As the slimy but reliable Hard Copy reporter implies, the 1994 attack on Nancy Kerrigan was a time in American history when the 24-hour news cycle was brand new. Tonya Harding was loved because she was consumable, not because of who she was. It’s no wonder Tonya doesn’t trust anybody — she shouldn’t. None of us have earned that trust. It’s breathtaking, really, to see a film so eager to make fools of its audience while its heroine gets knocked down and gets back up without any help from basically anybody whatsoever.

This is a tough film to judge philosophically because of its basis in real events and the fact that all of the key players (well, except Shawn) are still alive and well. For the real Tonya Harding’s part, she has said that the film mostly gets it right.

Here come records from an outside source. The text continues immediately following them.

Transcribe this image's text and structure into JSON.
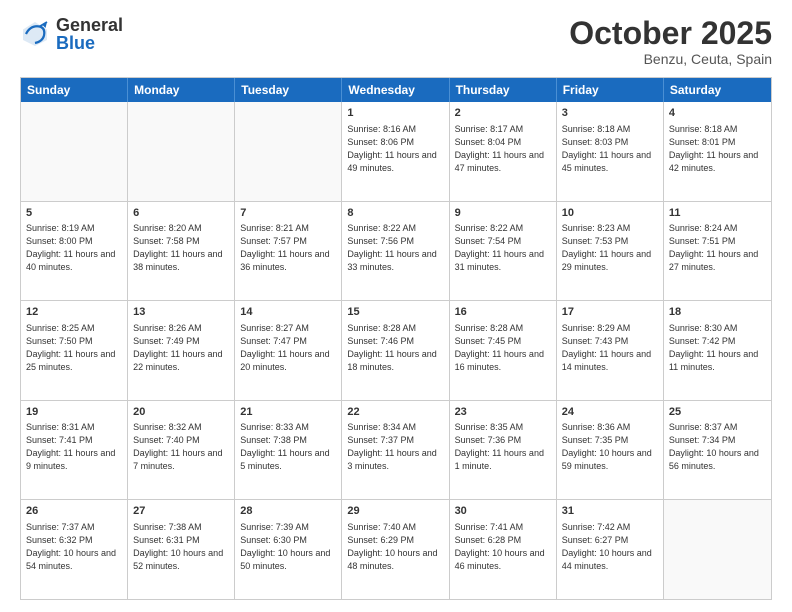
{
  "header": {
    "logo_general": "General",
    "logo_blue": "Blue",
    "month_title": "October 2025",
    "location": "Benzu, Ceuta, Spain"
  },
  "days_of_week": [
    "Sunday",
    "Monday",
    "Tuesday",
    "Wednesday",
    "Thursday",
    "Friday",
    "Saturday"
  ],
  "rows": [
    [
      {
        "day": "",
        "text": ""
      },
      {
        "day": "",
        "text": ""
      },
      {
        "day": "",
        "text": ""
      },
      {
        "day": "1",
        "text": "Sunrise: 8:16 AM\nSunset: 8:06 PM\nDaylight: 11 hours and 49 minutes."
      },
      {
        "day": "2",
        "text": "Sunrise: 8:17 AM\nSunset: 8:04 PM\nDaylight: 11 hours and 47 minutes."
      },
      {
        "day": "3",
        "text": "Sunrise: 8:18 AM\nSunset: 8:03 PM\nDaylight: 11 hours and 45 minutes."
      },
      {
        "day": "4",
        "text": "Sunrise: 8:18 AM\nSunset: 8:01 PM\nDaylight: 11 hours and 42 minutes."
      }
    ],
    [
      {
        "day": "5",
        "text": "Sunrise: 8:19 AM\nSunset: 8:00 PM\nDaylight: 11 hours and 40 minutes."
      },
      {
        "day": "6",
        "text": "Sunrise: 8:20 AM\nSunset: 7:58 PM\nDaylight: 11 hours and 38 minutes."
      },
      {
        "day": "7",
        "text": "Sunrise: 8:21 AM\nSunset: 7:57 PM\nDaylight: 11 hours and 36 minutes."
      },
      {
        "day": "8",
        "text": "Sunrise: 8:22 AM\nSunset: 7:56 PM\nDaylight: 11 hours and 33 minutes."
      },
      {
        "day": "9",
        "text": "Sunrise: 8:22 AM\nSunset: 7:54 PM\nDaylight: 11 hours and 31 minutes."
      },
      {
        "day": "10",
        "text": "Sunrise: 8:23 AM\nSunset: 7:53 PM\nDaylight: 11 hours and 29 minutes."
      },
      {
        "day": "11",
        "text": "Sunrise: 8:24 AM\nSunset: 7:51 PM\nDaylight: 11 hours and 27 minutes."
      }
    ],
    [
      {
        "day": "12",
        "text": "Sunrise: 8:25 AM\nSunset: 7:50 PM\nDaylight: 11 hours and 25 minutes."
      },
      {
        "day": "13",
        "text": "Sunrise: 8:26 AM\nSunset: 7:49 PM\nDaylight: 11 hours and 22 minutes."
      },
      {
        "day": "14",
        "text": "Sunrise: 8:27 AM\nSunset: 7:47 PM\nDaylight: 11 hours and 20 minutes."
      },
      {
        "day": "15",
        "text": "Sunrise: 8:28 AM\nSunset: 7:46 PM\nDaylight: 11 hours and 18 minutes."
      },
      {
        "day": "16",
        "text": "Sunrise: 8:28 AM\nSunset: 7:45 PM\nDaylight: 11 hours and 16 minutes."
      },
      {
        "day": "17",
        "text": "Sunrise: 8:29 AM\nSunset: 7:43 PM\nDaylight: 11 hours and 14 minutes."
      },
      {
        "day": "18",
        "text": "Sunrise: 8:30 AM\nSunset: 7:42 PM\nDaylight: 11 hours and 11 minutes."
      }
    ],
    [
      {
        "day": "19",
        "text": "Sunrise: 8:31 AM\nSunset: 7:41 PM\nDaylight: 11 hours and 9 minutes."
      },
      {
        "day": "20",
        "text": "Sunrise: 8:32 AM\nSunset: 7:40 PM\nDaylight: 11 hours and 7 minutes."
      },
      {
        "day": "21",
        "text": "Sunrise: 8:33 AM\nSunset: 7:38 PM\nDaylight: 11 hours and 5 minutes."
      },
      {
        "day": "22",
        "text": "Sunrise: 8:34 AM\nSunset: 7:37 PM\nDaylight: 11 hours and 3 minutes."
      },
      {
        "day": "23",
        "text": "Sunrise: 8:35 AM\nSunset: 7:36 PM\nDaylight: 11 hours and 1 minute."
      },
      {
        "day": "24",
        "text": "Sunrise: 8:36 AM\nSunset: 7:35 PM\nDaylight: 10 hours and 59 minutes."
      },
      {
        "day": "25",
        "text": "Sunrise: 8:37 AM\nSunset: 7:34 PM\nDaylight: 10 hours and 56 minutes."
      }
    ],
    [
      {
        "day": "26",
        "text": "Sunrise: 7:37 AM\nSunset: 6:32 PM\nDaylight: 10 hours and 54 minutes."
      },
      {
        "day": "27",
        "text": "Sunrise: 7:38 AM\nSunset: 6:31 PM\nDaylight: 10 hours and 52 minutes."
      },
      {
        "day": "28",
        "text": "Sunrise: 7:39 AM\nSunset: 6:30 PM\nDaylight: 10 hours and 50 minutes."
      },
      {
        "day": "29",
        "text": "Sunrise: 7:40 AM\nSunset: 6:29 PM\nDaylight: 10 hours and 48 minutes."
      },
      {
        "day": "30",
        "text": "Sunrise: 7:41 AM\nSunset: 6:28 PM\nDaylight: 10 hours and 46 minutes."
      },
      {
        "day": "31",
        "text": "Sunrise: 7:42 AM\nSunset: 6:27 PM\nDaylight: 10 hours and 44 minutes."
      },
      {
        "day": "",
        "text": ""
      }
    ]
  ]
}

I have struggled since seeing it yesterday with the idea that the domestic violence shown in the movie is gratuitous. I do think that a meaningful choice was made in how DV was shot and portrayed in the movie. I am not sure that all of it was needed, but I did feel that every moment of it was terrifyingly realistic. And considering what a sack of shit Jeff Gillooly is, I think it would have been an extreme and unforgivable error to not show what he did to Tonya as honestly as possible based on her lived experience.

The argument would have to be made that the movie shouldn’t exist if you don’t agree with the heavy inclusion of DV in the film. I think that that’s a fair argument to make, and could be made about any film that fictionalizes real events. But it feels especially potent with this movie. The subject matter is very, very raw and any potential takeaway from the extreme violence and brutality depicted is dubious.

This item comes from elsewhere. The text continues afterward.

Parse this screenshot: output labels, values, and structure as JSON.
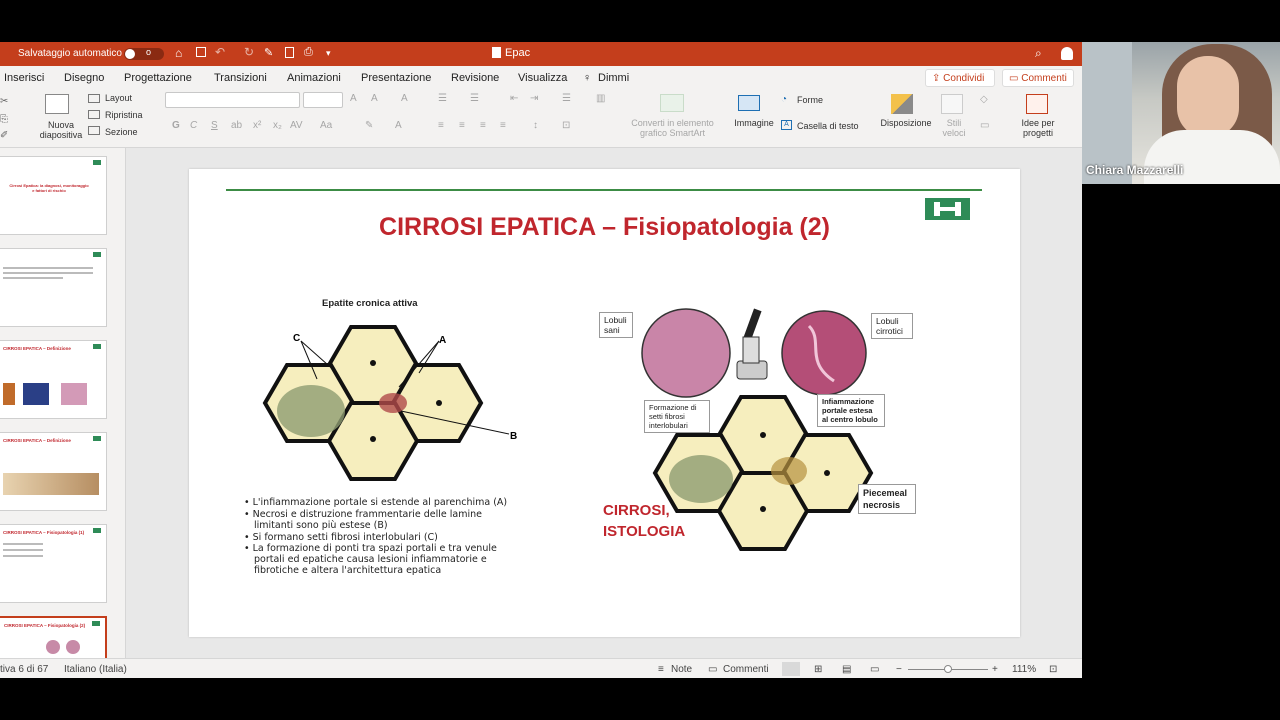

But overall, I, Tonya resonates, and it’s beautiful. The cinematography is aggressive and innovative. I can’t get the visuals out of my head and so much of Robbie’s Tonya is indelibly relatable. It’s not a movie for everyone, but for the people it is for, it will hit hard. That is: 90’s aesthetic nuts (Tonya’s costumes are rendered perfectly), crass women and femmes, people who know what it’s like to be hated, people who have been hurt and have come out on the other side of that hurt both somehow diminished and with more to give. If you are any of these things, and if you think you are in a head space where you can handle the violence, it is worth making it out to commune with Tonya Harding.